I can only really talk about Hibernia as that's the only one I've been involved with. What you'll see there is that the covenants do have to protect their cathaigh, which implies that others can freely make attempts upon it, but that's actually a small part of the culture in that Tribunal. You will also see that most covenants keep bees and the making and exchanging of their own honey is a source of pride. Sure, they send out their young for a year or so of blowing off steam and exploring the world, but they also allow the mystical races a vote at Tribunal, Wizard War is an expression of feud not murder, their highest sanction is generally exile, and they preserve Connacht as a place where the ancient magic of Hibernia thrives.
The elements of conflict are there for two reasons.

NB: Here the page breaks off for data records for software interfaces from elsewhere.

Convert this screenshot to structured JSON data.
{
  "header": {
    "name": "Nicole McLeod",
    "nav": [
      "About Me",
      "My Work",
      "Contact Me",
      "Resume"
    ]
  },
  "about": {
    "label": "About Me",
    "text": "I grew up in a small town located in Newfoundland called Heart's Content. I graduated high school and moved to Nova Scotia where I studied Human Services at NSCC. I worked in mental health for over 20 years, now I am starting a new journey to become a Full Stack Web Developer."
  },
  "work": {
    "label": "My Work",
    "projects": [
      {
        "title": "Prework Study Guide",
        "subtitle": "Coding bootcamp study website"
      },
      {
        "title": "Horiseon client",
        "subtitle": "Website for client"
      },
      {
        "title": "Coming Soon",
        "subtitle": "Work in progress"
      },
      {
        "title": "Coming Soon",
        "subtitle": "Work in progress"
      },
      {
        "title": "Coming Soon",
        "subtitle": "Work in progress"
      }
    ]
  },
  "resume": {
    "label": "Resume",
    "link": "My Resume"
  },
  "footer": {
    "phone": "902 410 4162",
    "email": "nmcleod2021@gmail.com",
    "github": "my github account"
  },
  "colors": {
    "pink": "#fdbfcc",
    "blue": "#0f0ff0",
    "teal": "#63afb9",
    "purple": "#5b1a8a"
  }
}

Firstly, it does provide players with a more overtly action-oriented setting, where feuds rage for years, young magi raid Connacht and encounter legendary heroes, etc. But secondly, it also stands in stark contrast to what other Tribunals might consider good governance. It should make some stop and ask why a Tribunal of perfectly sane magi would allow the potential for such conflict to persist.

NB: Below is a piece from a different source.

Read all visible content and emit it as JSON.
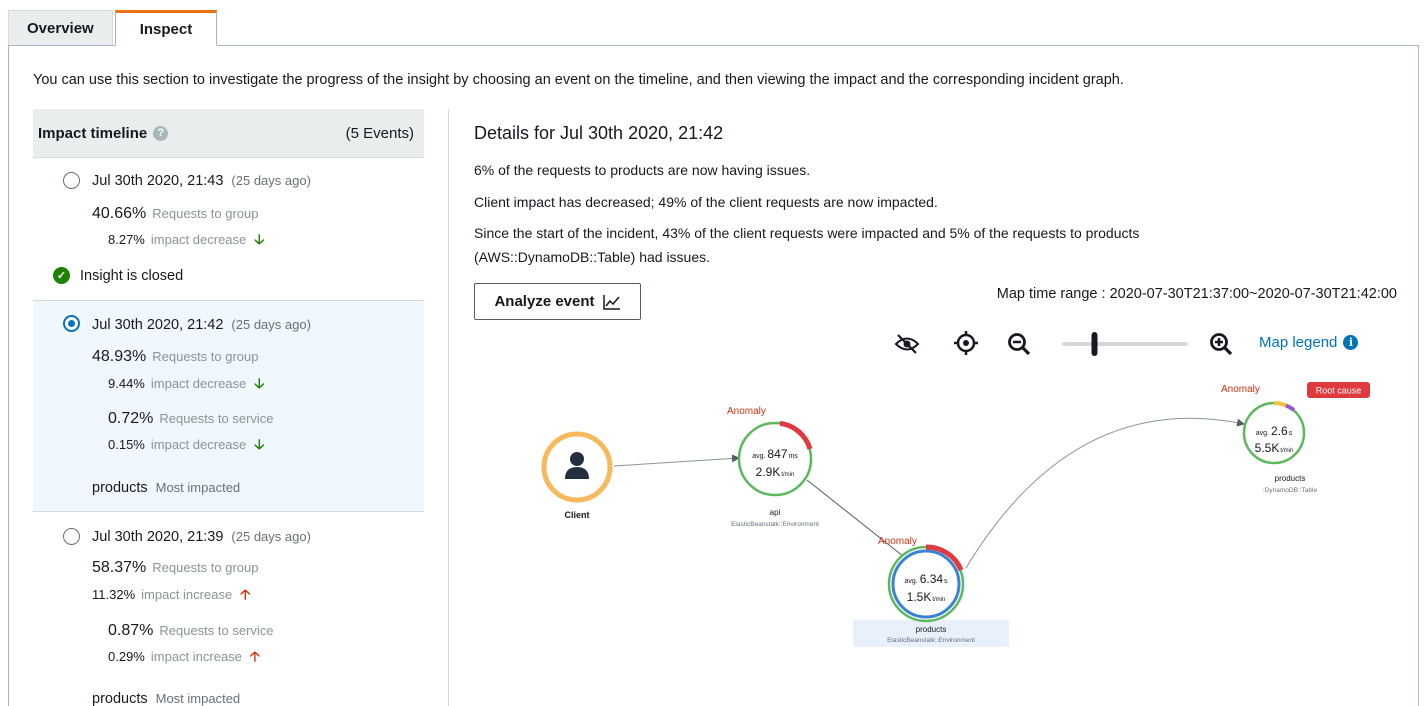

Therein lies the biggest conflict of all; if you're happy with the Tribunal processes, if you embrace that culture and those traditions, then you're Hibernian. It doesn't matter whether you were born and raised there or you just arrived. And if you see the danger in those traditions; if you cannot stand by and let Connacht go to hedge wizards, then you're part of the English faction. Again, it doesn't matter whether you are recently arrived or can trace your lineage to the founding of the Tribunal. These are political lines.
But I think Hibernia is fairly standard, when all is said and done. You have magi in covenants. Each magus gets one vote. There are no chapter houses and no lieges or vassals. Magi study, exchange learning, quarrel, form alliances, attend Tribunal, pursue their own agendas, and build their covenant through the seasons of its life. You found your covenant once (probably), which involves story and adventure, and you release your apprentices into the wild and fret over them, and you have enemies at Tribunal who want to impose their policies on you.

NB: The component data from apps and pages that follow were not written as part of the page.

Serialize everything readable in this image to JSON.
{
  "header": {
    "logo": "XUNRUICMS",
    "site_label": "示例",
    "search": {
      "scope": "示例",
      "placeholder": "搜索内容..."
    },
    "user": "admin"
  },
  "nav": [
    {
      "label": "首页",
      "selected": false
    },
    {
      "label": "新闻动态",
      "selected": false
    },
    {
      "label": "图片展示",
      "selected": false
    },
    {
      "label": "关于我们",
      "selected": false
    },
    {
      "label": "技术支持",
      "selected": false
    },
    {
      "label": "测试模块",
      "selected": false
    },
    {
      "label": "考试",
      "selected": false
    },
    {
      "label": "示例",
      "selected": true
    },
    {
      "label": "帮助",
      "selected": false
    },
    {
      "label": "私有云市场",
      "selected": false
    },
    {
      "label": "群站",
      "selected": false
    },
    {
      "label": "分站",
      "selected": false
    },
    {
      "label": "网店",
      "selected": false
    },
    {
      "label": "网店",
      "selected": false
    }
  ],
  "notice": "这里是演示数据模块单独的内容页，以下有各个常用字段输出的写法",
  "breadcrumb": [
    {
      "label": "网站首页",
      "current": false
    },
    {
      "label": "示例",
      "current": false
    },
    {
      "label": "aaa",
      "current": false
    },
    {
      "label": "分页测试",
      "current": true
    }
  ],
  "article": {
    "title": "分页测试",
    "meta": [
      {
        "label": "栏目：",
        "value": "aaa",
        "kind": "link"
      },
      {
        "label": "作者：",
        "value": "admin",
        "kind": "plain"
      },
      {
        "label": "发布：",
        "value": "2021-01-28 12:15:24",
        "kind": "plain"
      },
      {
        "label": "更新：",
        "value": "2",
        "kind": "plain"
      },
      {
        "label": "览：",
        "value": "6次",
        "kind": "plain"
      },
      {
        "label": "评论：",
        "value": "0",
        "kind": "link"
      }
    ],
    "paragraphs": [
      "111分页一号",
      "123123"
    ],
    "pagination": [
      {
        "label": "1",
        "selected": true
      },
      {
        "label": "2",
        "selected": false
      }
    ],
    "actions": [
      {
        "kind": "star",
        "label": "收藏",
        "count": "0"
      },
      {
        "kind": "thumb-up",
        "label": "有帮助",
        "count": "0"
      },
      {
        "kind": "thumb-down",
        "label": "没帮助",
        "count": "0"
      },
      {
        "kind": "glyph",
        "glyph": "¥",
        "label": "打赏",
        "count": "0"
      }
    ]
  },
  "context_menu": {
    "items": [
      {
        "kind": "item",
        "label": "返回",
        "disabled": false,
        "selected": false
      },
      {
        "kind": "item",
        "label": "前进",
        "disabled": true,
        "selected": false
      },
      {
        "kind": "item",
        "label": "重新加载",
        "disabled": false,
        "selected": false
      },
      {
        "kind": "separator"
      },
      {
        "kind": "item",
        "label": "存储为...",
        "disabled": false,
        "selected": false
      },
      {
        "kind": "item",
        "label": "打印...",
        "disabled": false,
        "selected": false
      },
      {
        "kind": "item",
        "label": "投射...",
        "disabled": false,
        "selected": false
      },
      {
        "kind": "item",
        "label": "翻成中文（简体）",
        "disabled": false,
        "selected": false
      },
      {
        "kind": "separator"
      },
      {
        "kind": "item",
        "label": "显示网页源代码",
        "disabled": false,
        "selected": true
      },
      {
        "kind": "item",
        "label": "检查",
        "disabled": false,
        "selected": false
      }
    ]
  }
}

So, for me, everything you need in a Tribunal is wrapped up in Hibernia. We've built in a few more points of possible conflict along the way, including the large political divide between those who want to follow the old ways and those who want to reform, but like any covenant in any Tribunal, you learn to become a good neighbour and reach accord with those around you.
I would have to disagree, if you'll allow. I tend to like that no Tribunal actually fits within what a "normal" Tribunal is meant to be. It kind of rings true, pushing forth the notion that the "standard" Tribunal is just the common assumptions that many Tribunals share, even if each of those assumptions is untrue somewhere, and if each of those Tribunals doesn't meet some of those assumptions. It would mean, to me, that the "standard" Tribunal is just an idealization that no actual, real Tribunal quite completely lives up to, much like it happens with a lot of things in real life, making the setting much more believable to me.
And it also resonates, to me personally at least, with the way Magic Theory is how Hermetic Magic is supposed to be, but no magus actually fits in perfectly, as reflected by the fact that every magus is compelled to have at least one Hermetic Flaw, and also receives one Minor Virtue from his choice of House, which is usually (though not always) Hermetic, as well. Thus, no magus actually fits perfectly within the framework of Hermetic Magic (core rulebook, page 30).
So, for me at least, the fact that no Tribunal actually fits perfectly within the "standard" definition of a Tribunal, and deviates slightly in some way, is something that fits the game perfectly. For me, this is one of the selling points of Tribunal books, rather than a turn-off.